▸ **Work order**:
Every record that follows should be output exactly as it is given.
BEGIN Supplied data
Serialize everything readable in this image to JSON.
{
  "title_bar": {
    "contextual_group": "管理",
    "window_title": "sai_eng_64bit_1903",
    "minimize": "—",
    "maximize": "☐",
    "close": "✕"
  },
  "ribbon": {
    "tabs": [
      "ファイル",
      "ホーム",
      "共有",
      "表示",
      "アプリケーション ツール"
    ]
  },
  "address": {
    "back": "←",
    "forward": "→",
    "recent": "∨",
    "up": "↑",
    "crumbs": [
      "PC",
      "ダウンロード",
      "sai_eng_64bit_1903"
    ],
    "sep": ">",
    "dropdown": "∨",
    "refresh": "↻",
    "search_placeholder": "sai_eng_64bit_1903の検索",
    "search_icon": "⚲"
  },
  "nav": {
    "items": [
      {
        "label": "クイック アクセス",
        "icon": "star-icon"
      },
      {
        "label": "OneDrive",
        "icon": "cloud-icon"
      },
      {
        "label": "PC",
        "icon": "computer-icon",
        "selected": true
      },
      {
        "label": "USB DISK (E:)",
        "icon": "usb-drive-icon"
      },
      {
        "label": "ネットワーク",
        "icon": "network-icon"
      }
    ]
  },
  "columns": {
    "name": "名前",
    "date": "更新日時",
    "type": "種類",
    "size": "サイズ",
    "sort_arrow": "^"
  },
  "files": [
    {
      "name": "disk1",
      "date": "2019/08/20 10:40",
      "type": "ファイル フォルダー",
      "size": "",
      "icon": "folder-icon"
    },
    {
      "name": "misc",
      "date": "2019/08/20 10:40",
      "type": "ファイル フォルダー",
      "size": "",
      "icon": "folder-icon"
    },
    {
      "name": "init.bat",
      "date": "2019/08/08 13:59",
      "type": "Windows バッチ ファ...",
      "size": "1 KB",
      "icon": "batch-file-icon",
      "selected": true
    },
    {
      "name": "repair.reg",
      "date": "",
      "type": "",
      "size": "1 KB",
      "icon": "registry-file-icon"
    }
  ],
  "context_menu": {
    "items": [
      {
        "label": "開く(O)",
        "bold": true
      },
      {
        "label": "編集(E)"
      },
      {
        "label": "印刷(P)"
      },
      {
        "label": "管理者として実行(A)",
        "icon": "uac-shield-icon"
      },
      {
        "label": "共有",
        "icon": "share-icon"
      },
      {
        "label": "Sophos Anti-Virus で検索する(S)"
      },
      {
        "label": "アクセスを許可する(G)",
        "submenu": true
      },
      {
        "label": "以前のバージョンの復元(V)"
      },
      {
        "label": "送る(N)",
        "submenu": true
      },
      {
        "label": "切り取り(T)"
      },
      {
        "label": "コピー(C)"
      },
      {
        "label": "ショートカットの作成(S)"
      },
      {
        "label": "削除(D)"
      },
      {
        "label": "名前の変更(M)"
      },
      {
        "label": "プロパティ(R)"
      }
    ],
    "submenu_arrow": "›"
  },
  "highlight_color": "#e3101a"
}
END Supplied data
▸ **Completed task**:
Serialize everything readable in this image to JSON.
{
  "title_bar": {
    "contextual_group": "管理",
    "window_title": "sai_eng_64bit_1903",
    "minimize": "—",
    "maximize": "☐",
    "close": "✕"
  },
  "ribbon": {
    "tabs": [
      "ファイル",
      "ホーム",
      "共有",
      "表示",
      "アプリケーション ツール"
    ]
  },
  "address": {
    "back": "←",
    "forward": "→",
    "recent": "∨",
    "up": "↑",
    "crumbs": [
      "PC",
      "ダウンロード",
      "sai_eng_64bit_1903"
    ],
    "sep": ">",
    "dropdown": "∨",
    "refresh": "↻",
    "search_placeholder": "sai_eng_64bit_1903の検索",
    "search_icon": "⚲"
  },
  "nav": {
    "items": [
      {
        "label": "クイック アクセス",
        "icon": "star-icon"
      },
      {
        "label": "OneDrive",
        "icon": "cloud-icon"
      },
      {
        "label": "PC",
        "icon": "computer-icon",
        "selected": true
      },
      {
        "label": "USB DISK (E:)",
        "icon": "usb-drive-icon"
      },
      {
        "label": "ネットワーク",
        "icon": "network-icon"
      }
    ]
  },
  "columns": {
    "name": "名前",
    "date": "更新日時",
    "type": "種類",
    "size": "サイズ",
    "sort_arrow": "^"
  },
  "files": [
    {
      "name": "disk1",
      "date": "2019/08/20 10:40",
      "type": "ファイル フォルダー",
      "size": "",
      "icon": "folder-icon"
    },
    {
      "name": "misc",
      "date": "2019/08/20 10:40",
      "type": "ファイル フォルダー",
      "size": "",
      "icon": "folder-icon"
    },
    {
      "name": "init.bat",
      "date": "2019/08/08 13:59",
      "type": "Windows バッチ ファ...",
      "size": "1 KB",
      "icon": "batch-file-icon",
      "selected": true
    },
    {
      "name": "repair.reg",
      "date": "",
      "type": "",
      "size": "1 KB",
      "icon": "registry-file-icon"
    }
  ],
  "context_menu": {
    "items": [
      {
        "label": "開く(O)",
        "bold": true
      },
      {
        "label": "編集(E)"
      },
      {
        "label": "印刷(P)"
      },
      {
        "label": "管理者として実行(A)",
        "icon": "uac-shield-icon"
      },
      {
        "label": "共有",
        "icon": "share-icon"
      },
      {
        "label": "Sophos Anti-Virus で検索する(S)"
      },
      {
        "label": "アクセスを許可する(G)",
        "submenu": true
      },
      {
        "label": "以前のバージョンの復元(V)"
      },
      {
        "label": "送る(N)",
        "submenu": true
      },
      {
        "label": "切り取り(T)"
      },
      {
        "label": "コピー(C)"
      },
      {
        "label": "ショートカットの作成(S)"
      },
      {
        "label": "削除(D)"
      },
      {
        "label": "名前の変更(M)"
      },
      {
        "label": "プロパティ(R)"
      }
    ],
    "submenu_arrow": "›"
  },
  "highlight_color": "#e3101a"
}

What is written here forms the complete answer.